• TASK PROMPT:
Whatever appears in the data below, copy it exactly.

• EXTRACTED MATERIAL:
|---|

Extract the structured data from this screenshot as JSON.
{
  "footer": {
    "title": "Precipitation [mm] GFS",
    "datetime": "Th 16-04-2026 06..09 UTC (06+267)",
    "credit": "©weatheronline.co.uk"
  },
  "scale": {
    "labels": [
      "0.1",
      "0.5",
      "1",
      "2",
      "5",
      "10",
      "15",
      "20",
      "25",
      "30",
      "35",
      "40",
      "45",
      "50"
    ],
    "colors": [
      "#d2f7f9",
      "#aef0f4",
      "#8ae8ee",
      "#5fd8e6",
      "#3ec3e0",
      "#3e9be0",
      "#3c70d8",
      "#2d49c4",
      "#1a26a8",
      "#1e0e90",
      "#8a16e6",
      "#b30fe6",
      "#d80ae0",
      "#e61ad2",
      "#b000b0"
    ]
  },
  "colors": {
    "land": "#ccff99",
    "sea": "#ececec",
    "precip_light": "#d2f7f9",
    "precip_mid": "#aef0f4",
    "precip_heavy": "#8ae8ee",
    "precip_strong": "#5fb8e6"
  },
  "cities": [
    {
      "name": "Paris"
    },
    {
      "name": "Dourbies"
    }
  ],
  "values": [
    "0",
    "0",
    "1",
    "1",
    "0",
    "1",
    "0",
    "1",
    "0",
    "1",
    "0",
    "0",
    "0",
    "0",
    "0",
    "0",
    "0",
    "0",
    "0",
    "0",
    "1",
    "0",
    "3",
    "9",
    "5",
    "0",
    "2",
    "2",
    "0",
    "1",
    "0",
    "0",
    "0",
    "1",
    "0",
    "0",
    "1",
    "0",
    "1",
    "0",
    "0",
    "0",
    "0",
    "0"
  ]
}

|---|

• RESPONSE BOX:
Extract the structured data from this screenshot as JSON.
{
  "footer": {
    "title": "Precipitation [mm] GFS",
    "datetime": "Th 16-04-2026 06..09 UTC (06+267)",
    "credit": "©weatheronline.co.uk"
  },
  "scale": {
    "labels": [
      "0.1",
      "0.5",
      "1",
      "2",
      "5",
      "10",
      "15",
      "20",
      "25",
      "30",
      "35",
      "40",
      "45",
      "50"
    ],
    "colors": [
      "#d2f7f9",
      "#aef0f4",
      "#8ae8ee",
      "#5fd8e6",
      "#3ec3e0",
      "#3e9be0",
      "#3c70d8",
      "#2d49c4",
      "#1a26a8",
      "#1e0e90",
      "#8a16e6",
      "#b30fe6",
      "#d80ae0",
      "#e61ad2",
      "#b000b0"
    ]
  },
  "colors": {
    "land": "#ccff99",
    "sea": "#ececec",
    "precip_light": "#d2f7f9",
    "precip_mid": "#aef0f4",
    "precip_heavy": "#8ae8ee",
    "precip_strong": "#5fb8e6"
  },
  "cities": [
    {
      "name": "Paris"
    },
    {
      "name": "Dourbies"
    }
  ],
  "values": [
    "0",
    "0",
    "1",
    "1",
    "0",
    "1",
    "0",
    "1",
    "0",
    "1",
    "0",
    "0",
    "0",
    "0",
    "0",
    "0",
    "0",
    "0",
    "0",
    "0",
    "1",
    "0",
    "3",
    "9",
    "5",
    "0",
    "2",
    "2",
    "0",
    "1",
    "0",
    "0",
    "0",
    "1",
    "0",
    "0",
    "1",
    "0",
    "1",
    "0",
    "0",
    "0",
    "0",
    "0"
  ]
}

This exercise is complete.